Mobile Technology is showing the strength of utility and demand ,
Microsoft said on Monday it would acquire Danger, a maker of consumer smartphones, an indication that the software giant is quickly moving to expand its mobile strategy.
The acquisition came after an on-again, off-again series of talks with Danger, based in Palo Alto, Calif., beginning in the middle of last year. According to a person familiar with the negotiations, Microsoft ultimately doubled what it was willing to pay to keep Danger out of the hands of other suitors, including Google.
Terms of the purchase were not disclosed.
The transaction is evidence of the accelerating shift away from the personal computer and toward a proliferating array of hand-held devices that can access information and entertainment on the Internet.

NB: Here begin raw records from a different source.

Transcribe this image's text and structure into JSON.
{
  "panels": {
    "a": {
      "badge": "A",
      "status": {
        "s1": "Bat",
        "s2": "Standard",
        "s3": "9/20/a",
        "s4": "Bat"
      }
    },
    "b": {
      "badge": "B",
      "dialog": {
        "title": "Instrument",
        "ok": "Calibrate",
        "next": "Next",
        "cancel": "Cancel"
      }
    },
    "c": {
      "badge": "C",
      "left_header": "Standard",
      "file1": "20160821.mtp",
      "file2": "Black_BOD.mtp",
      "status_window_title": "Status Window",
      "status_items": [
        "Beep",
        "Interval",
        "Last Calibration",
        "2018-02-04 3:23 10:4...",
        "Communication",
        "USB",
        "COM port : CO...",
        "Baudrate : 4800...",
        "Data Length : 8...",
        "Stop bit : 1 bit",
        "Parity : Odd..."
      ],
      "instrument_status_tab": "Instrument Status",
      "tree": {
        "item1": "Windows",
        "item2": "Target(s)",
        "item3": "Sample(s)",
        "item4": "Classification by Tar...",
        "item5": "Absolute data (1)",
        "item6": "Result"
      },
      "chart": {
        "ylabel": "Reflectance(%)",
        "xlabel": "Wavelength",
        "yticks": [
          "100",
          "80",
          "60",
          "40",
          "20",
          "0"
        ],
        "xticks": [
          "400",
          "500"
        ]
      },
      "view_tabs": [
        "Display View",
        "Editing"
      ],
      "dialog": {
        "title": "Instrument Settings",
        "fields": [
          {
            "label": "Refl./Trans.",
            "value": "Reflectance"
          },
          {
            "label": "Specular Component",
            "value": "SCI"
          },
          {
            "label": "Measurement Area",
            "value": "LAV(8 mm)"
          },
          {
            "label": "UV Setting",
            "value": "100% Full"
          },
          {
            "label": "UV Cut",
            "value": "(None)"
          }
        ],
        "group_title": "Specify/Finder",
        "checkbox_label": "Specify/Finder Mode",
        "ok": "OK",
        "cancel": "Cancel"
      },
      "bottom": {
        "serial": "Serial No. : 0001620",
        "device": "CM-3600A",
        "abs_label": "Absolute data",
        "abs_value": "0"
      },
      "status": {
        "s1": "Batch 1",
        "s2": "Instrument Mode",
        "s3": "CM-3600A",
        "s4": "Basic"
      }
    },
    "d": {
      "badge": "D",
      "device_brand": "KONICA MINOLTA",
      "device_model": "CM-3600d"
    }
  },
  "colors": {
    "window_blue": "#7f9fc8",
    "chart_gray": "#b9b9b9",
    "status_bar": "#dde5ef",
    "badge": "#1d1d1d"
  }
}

The rapid emergence of this capability is likely to have the same impact on the popularity of smartphones as the rise of the graphical user interface had on the personal computer industry. Microsoft, based in Redmond, Wash., and which dominates the PC market, wants to be a leader in this new market for the hand-held computers.
After stumbling for years in the mobile phone business with its Windows Mobile software, Microsoft has recently won over Palm, Motorola and other cellphone makers. However, Microsoft’s software has been more popular in smartphones made for business users, rather than consumers, several analysts and industry executives said.
Analysts said that the acquisition, could be a hint of a broader plan by Microsoft to build a consumer strategy around brands like Yahoo, which Microsoft recently bid $44.6 billion to acquire.
“Microsoft is lining up every asset it can get to challenge Research In Motion and Google’s Android,” said Richard Doherty, president of Envisioneering Inc., an industry consultancy. R.I.M. makes the BlackBerry cellphone, and Android is the operating software for cellphones developed by Google.
Danger, founded in 2000 by three engineering veterans of Apple, WebTV and General Magic, designed a soap bar-sized cellphone, the Sidekick, that was one of the first mobile devices to give consumers easy access to wireless data beyond electronic mail.
Early on, the Sidekick, which was distinguished by a fold-out screen that opens like a switchblade knife, attracted a celebrity following that helped the company make inroads into consumer and youth markets. But it missed early opportunities to expand its service provider alliances beyond T-Mobile, the third-ranking cellular carrier in the United States, limiting Danger’s ability to grow quickly.
Currently the Danger handsets are manufactured by Sharp Electronics and by Motorola.
In a Securities and Exchange Commission filing last December to raise $100 million, Danger said that its revenue rose to $56.4 million in its fiscal year ended Sept. 30, from $49.3 million in the previous year. It reported that it had 923,000 customers, most of them through its T-Mobile Sidekick line of devices.
In an interview on Monday, Henry R. Nothhaft, Danger’s chief, said the company had strong holiday sales that pushed the company close to profitability and took its subscriber base to close to 1.2 million.
Microsoft indicated to him that it plans to continue to invest in Danger and expand it beyond its current 300 employees and 60 contractors, he said.
“I think they view us as a foundation for their consumer Internet experience,” he said.
Although he declined to comment on the “select” list of companies that had been interested in acquiring Danger, Mr. Nothhaft said that he owned 11 thoroughbred horses and that during the negotiations Danger executives had assigned one of his horses’ names as a code name for each possible deal. He said that he had more horses than potential deals, but that he had run through a number of the names.
Like much of the Valley’s mobile computing technology, Danger has its roots in Apple during the late 1980s. All three of the founders worked at Apple as engineers. Two of the founders, Joe Britt and Matt Hershenson, have remained with Danger, leading its technical direction.
The third founder, Andy Rubin, left Danger to form Android, which was acquired by Google in 2005. The cellphone software it was developing became the basis for Google cellphone software announced last year.